The conflict in Syria, which in mid-March entered a fourth year, has killed more than 140,000 people and displaced millions.  

Jarba said a decision not to hand over Syria's seat in the Arab League to the opposition sends a wrong message to Assad, telling him to continue "to kill".  

"Let me say quite frankly that keeping Syria's seat empty... sends a clear message to Assad that he can kill and that the seat will wait for him," he said.  

The Syria government's brutal repression of protests which erupted in March 2011 resulted in its suspension from the 22-member Cairo-based Arab League.  
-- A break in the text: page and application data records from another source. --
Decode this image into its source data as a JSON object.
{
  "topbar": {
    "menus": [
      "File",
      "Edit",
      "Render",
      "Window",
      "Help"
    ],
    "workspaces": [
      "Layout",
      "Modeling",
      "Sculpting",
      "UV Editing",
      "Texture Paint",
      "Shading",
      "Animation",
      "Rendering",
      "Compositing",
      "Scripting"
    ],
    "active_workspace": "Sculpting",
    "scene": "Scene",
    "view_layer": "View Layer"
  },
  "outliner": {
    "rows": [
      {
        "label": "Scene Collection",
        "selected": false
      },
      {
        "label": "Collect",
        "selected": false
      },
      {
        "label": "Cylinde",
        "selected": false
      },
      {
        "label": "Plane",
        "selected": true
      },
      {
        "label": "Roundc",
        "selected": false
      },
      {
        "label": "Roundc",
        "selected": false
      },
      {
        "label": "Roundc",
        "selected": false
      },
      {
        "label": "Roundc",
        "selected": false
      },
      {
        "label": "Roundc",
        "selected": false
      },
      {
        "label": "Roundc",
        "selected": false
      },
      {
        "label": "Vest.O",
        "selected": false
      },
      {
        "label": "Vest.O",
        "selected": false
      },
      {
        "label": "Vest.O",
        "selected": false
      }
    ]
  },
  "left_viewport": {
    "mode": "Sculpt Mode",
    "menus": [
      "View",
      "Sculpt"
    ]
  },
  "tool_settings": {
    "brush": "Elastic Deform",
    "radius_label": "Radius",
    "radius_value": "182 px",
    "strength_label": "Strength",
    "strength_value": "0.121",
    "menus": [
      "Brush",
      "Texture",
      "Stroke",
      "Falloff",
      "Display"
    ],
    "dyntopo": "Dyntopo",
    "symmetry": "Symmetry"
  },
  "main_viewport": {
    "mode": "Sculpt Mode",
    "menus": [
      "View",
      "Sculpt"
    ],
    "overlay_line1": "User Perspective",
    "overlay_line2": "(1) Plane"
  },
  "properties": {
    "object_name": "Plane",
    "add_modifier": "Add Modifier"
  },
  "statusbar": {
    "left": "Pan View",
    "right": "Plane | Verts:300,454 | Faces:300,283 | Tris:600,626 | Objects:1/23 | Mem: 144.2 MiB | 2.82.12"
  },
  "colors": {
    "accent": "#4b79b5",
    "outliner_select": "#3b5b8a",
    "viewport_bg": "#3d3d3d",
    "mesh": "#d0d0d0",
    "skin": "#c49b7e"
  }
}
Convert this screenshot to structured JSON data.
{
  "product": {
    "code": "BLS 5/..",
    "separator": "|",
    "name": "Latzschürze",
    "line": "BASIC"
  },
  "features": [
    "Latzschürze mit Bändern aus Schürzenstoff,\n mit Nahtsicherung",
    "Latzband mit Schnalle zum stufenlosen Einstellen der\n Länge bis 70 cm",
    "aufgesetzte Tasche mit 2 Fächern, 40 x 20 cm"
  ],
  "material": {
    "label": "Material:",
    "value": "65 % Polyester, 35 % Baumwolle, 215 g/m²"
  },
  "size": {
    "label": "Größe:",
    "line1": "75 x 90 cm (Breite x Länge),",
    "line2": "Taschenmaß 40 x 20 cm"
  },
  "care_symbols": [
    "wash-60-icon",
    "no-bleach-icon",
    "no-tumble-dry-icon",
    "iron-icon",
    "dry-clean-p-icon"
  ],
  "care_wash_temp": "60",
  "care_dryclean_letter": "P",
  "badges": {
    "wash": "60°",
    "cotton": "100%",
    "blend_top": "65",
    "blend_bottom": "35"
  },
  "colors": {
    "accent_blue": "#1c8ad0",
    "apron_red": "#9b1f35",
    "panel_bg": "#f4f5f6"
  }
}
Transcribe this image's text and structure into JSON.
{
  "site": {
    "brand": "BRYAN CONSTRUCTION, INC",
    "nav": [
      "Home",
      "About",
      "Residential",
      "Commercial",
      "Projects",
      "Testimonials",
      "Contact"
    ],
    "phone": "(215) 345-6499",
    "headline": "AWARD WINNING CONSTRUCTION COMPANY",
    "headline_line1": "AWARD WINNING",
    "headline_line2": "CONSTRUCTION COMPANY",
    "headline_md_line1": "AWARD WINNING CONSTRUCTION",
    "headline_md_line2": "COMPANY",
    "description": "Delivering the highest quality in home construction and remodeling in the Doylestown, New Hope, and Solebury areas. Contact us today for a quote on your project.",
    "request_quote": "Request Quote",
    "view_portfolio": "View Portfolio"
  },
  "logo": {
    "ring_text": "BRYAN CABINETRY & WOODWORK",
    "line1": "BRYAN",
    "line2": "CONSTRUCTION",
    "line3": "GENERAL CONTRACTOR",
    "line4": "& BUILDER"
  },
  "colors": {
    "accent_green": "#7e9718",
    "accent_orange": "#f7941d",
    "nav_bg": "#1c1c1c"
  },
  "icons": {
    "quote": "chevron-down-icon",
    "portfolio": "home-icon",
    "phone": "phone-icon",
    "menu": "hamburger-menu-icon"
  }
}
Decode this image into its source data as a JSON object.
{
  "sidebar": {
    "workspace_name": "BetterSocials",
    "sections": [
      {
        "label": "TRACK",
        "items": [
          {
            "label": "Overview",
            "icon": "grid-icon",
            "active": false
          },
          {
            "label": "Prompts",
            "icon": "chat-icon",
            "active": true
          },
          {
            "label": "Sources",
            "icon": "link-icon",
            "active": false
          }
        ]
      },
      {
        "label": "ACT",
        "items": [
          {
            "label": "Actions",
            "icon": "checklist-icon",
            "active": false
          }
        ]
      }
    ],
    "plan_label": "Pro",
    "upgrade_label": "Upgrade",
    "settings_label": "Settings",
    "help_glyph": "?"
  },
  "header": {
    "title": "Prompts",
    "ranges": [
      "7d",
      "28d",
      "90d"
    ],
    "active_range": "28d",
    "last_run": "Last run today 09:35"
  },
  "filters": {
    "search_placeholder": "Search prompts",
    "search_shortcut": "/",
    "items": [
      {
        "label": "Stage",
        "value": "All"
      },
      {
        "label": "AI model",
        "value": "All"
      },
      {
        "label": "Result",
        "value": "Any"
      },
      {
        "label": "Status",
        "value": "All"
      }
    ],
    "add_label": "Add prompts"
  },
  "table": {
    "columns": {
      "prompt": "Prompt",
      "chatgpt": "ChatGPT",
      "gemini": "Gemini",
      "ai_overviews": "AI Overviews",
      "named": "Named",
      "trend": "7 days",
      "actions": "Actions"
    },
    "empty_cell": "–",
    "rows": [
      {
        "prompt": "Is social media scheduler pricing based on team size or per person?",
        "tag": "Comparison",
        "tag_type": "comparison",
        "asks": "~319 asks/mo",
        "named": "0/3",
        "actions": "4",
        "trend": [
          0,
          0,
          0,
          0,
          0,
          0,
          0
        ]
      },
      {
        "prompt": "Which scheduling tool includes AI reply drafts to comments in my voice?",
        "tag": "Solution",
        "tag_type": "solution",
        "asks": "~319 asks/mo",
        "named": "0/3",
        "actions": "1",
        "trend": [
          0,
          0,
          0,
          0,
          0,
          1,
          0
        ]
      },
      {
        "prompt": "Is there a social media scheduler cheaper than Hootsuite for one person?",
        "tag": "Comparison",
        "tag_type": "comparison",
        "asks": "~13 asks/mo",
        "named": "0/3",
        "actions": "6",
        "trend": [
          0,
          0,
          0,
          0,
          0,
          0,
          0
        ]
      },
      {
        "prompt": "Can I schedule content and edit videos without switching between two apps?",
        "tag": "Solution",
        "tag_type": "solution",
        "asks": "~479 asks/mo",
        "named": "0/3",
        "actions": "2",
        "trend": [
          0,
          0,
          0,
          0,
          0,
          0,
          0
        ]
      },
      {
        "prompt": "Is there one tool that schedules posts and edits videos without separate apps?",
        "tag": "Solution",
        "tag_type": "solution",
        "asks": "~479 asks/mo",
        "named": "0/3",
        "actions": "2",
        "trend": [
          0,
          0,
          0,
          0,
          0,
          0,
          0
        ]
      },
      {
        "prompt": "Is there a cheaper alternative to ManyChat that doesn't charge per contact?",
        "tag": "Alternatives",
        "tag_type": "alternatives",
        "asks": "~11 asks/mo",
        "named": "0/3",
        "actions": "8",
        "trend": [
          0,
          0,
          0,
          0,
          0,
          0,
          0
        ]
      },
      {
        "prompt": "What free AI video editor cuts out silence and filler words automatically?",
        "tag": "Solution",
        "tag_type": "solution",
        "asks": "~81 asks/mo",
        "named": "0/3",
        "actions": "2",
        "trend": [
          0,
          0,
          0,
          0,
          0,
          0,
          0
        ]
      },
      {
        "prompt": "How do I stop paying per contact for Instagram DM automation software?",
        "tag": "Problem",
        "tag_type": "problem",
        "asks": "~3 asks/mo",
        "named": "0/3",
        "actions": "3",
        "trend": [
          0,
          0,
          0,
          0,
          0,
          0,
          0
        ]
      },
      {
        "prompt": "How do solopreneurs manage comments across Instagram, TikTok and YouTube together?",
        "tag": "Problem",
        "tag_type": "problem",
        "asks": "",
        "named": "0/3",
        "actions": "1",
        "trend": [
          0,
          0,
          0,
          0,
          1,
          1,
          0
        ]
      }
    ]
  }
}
Its seat was allocated to the National Coalition at last year's Arab summit in Qatar, but has not been handed over because the opposition must meet legal requirements, said Arab League chief Nabil al-Arabi.

Qatar's Emir Sheikh Tamim bin Hamad al-Thani, in his address to the summit that wraps up Wednesday, accused the Syrian government of "buying time" by "pretending to accept a political solution."

'No military solution'

Brahimi, however, urged a revival of peace talks.    

"I call upon Europe, the United Nations and the United States to take clear steps to reactivate the Geneva talks," which broke off on February 15.    

"There is no military solution," he declared.    

While the Syrian conflict is taking centre stage at the summit, a regional rift over Egypt's Muslim Brotherhood has been kept off the agenda.  

The dispute pits Qatar against Egypt, Saudi Arabia, Bahrain and the United Arab Emirates and has apparently affected the level of summit, the first to be hosted by Kuwait.    

Kuwait said 13 heads of state were attending the meeting, with low-profile representation from its Gulf partners.    

Kuwait's Emir Sheikh Sabah al-Ahmad Al-Sabah told the summit that Arab rifts are threatening Arab aspirations and insisted that "we are required to resolve these disputes... and achieve unity."  

Efforts to settle the inter-Arab rift appear to have been placed on the back burner, with officials ruling out any compromise being struck in Kuwait.  

Egyptian Foreign Minister Nabil Fahmy told reporters it was not possible to forge a compromise with Qatar during the summit because "the wound is too deep".    

Kuwait's foreign ministry undersecretary Khaled al-Jarallah said the dispute between Qatar and its neighbours would "be resolved within the Gulf house", not at the summit.  

Saudi Arabia, the UAE and Bahrain have recalled their ambassadors from fellow Gulf Cooperation Council member Qatar in protest at Doha's perceived support of the Muslim Brotherhood, branded a terrorist organisation by Cairo and Riyadh.  

Regarding the Arab-Israeli conflict, Arab leaders are expected to call for $100 million in monthly aid for the Palestinian Authority and to reject demands by Israel that the PA recognize Israel as a Jewish state.  

PA chief Mahmoud Abbas, fresh from talks with US President Barack Obama in Washington last week, was to brief his Arab counterparts during the summit.